Waste management group Biffa has slashed the price of its shares available in its initial public offering (IPO) by almost a third, amid market volatility.
The UK-based firm, which announced plans to float on the London Stock Exchange last month, said shares would be sold at 180p each, compared with the expected range of between 220p and 270p. Biffa, which employs approximately 7,000 workers across the UK was bought by a group of private equity firms eight years ago.
Despite the lower share price, group chief executive Ian Wakelin describe the flotation, which is expected to raise approximately £262m ($320m), as a significant milestone for the 100-year-old group.
Biffa will issue 118 million new shares, which represent 47.2% of its share capital, and will also sell 27.8million additional shares to certain existing shareholders.

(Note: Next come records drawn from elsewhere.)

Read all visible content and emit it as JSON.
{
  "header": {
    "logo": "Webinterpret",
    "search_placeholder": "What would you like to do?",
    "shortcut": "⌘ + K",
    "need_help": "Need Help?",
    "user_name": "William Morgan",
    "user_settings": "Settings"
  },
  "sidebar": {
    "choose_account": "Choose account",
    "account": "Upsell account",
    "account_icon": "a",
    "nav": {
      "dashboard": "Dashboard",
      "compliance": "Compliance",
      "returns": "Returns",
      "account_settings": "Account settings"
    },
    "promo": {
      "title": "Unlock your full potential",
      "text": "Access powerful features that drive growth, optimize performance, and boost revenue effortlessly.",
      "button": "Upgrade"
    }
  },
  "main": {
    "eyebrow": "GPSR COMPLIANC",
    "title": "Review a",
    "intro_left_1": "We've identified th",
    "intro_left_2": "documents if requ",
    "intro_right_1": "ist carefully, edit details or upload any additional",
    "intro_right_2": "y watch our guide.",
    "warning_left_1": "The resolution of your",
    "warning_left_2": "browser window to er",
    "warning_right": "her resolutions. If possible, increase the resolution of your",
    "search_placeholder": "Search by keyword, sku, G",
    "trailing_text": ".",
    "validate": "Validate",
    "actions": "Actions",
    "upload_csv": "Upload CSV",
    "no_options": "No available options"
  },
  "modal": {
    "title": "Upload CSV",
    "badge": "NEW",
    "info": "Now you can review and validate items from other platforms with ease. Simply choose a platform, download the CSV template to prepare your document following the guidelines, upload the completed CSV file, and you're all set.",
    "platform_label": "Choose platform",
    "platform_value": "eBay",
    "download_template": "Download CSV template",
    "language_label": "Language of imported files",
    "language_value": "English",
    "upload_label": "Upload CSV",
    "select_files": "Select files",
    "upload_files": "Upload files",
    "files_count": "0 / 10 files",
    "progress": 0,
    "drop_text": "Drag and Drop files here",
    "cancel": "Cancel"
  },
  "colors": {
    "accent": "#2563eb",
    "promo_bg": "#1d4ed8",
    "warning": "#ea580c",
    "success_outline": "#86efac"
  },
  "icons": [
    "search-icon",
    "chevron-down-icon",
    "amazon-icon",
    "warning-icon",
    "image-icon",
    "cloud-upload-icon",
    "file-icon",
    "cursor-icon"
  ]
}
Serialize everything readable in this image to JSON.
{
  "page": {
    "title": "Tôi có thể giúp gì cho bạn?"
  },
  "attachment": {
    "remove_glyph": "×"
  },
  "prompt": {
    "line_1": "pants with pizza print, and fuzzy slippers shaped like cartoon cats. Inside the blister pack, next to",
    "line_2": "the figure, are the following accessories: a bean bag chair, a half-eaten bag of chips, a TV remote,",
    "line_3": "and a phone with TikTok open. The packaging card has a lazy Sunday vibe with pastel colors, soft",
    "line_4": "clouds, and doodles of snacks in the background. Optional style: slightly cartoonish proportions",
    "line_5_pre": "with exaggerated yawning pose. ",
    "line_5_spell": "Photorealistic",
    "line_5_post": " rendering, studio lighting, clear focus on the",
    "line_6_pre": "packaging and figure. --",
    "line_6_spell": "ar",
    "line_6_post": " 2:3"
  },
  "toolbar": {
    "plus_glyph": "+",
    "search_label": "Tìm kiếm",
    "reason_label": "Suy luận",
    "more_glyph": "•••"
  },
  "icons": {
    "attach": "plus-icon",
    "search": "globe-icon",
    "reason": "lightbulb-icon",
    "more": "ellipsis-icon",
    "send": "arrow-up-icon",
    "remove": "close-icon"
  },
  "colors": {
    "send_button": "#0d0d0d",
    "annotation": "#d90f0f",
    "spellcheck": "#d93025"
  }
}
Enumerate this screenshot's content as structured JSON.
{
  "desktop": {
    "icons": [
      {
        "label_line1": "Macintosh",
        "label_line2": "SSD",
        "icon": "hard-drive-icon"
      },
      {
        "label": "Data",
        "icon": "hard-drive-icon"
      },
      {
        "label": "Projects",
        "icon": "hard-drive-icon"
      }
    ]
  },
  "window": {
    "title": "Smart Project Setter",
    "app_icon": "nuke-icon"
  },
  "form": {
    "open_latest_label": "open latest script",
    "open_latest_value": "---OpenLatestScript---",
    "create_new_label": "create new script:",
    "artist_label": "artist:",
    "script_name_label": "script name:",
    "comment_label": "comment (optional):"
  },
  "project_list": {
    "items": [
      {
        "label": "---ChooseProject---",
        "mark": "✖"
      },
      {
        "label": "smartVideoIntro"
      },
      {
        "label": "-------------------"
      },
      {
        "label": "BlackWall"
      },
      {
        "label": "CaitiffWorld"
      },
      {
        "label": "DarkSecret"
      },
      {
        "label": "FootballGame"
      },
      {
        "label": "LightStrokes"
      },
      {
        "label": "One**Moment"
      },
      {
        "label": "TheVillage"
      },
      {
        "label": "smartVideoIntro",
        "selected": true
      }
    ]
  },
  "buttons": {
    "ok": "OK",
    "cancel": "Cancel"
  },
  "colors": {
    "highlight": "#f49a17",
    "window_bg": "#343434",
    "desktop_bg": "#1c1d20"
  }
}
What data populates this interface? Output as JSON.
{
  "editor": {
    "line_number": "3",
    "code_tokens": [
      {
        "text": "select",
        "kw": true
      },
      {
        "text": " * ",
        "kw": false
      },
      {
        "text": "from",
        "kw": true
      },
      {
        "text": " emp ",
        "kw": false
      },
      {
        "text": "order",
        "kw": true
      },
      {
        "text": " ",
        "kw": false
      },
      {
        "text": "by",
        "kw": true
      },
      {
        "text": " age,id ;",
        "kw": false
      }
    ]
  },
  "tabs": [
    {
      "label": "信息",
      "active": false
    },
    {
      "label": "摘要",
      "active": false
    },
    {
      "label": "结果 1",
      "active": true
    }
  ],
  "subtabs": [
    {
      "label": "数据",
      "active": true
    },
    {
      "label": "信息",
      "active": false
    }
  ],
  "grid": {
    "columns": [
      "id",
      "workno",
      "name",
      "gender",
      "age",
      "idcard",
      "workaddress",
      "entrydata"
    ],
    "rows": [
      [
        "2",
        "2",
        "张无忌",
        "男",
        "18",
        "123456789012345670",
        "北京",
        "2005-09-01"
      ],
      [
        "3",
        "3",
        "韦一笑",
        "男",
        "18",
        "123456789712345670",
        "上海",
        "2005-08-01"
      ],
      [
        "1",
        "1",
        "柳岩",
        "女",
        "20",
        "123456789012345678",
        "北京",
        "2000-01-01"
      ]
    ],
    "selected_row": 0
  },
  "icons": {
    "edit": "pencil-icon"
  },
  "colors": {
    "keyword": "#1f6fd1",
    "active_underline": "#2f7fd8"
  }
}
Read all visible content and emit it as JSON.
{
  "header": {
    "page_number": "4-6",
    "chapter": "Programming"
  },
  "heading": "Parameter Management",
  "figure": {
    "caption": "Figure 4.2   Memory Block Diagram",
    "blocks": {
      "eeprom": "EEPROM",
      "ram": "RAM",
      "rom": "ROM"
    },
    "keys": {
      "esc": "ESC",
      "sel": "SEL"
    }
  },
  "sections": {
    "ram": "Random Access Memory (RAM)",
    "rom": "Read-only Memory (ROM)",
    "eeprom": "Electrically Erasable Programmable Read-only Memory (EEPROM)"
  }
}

The group, Britain's second-largest waste management services provider by revenue, added that it will start trading on the London Stock Exchange later this week.
The flotation comes at a difficult time for investors, who have been affected by the market instability triggered by the political uncertainty surrounding Britain's Brexit negotiations with the European Union.
Last week, fitness chain Pure Gym cited "market volatility" as the main reason behind its decision to abandon its flotation plans, while vehicle parts manufacturer TI Fluid Systems postponed its stock exchange debut because of "uncertain market conditions".
Meanwhile, earlier this month, doughnut maker Krispy Kreme UK said it would be bought by its US parent company, putting an end to speculations suggesting it might seek a £200million listing on the stock market.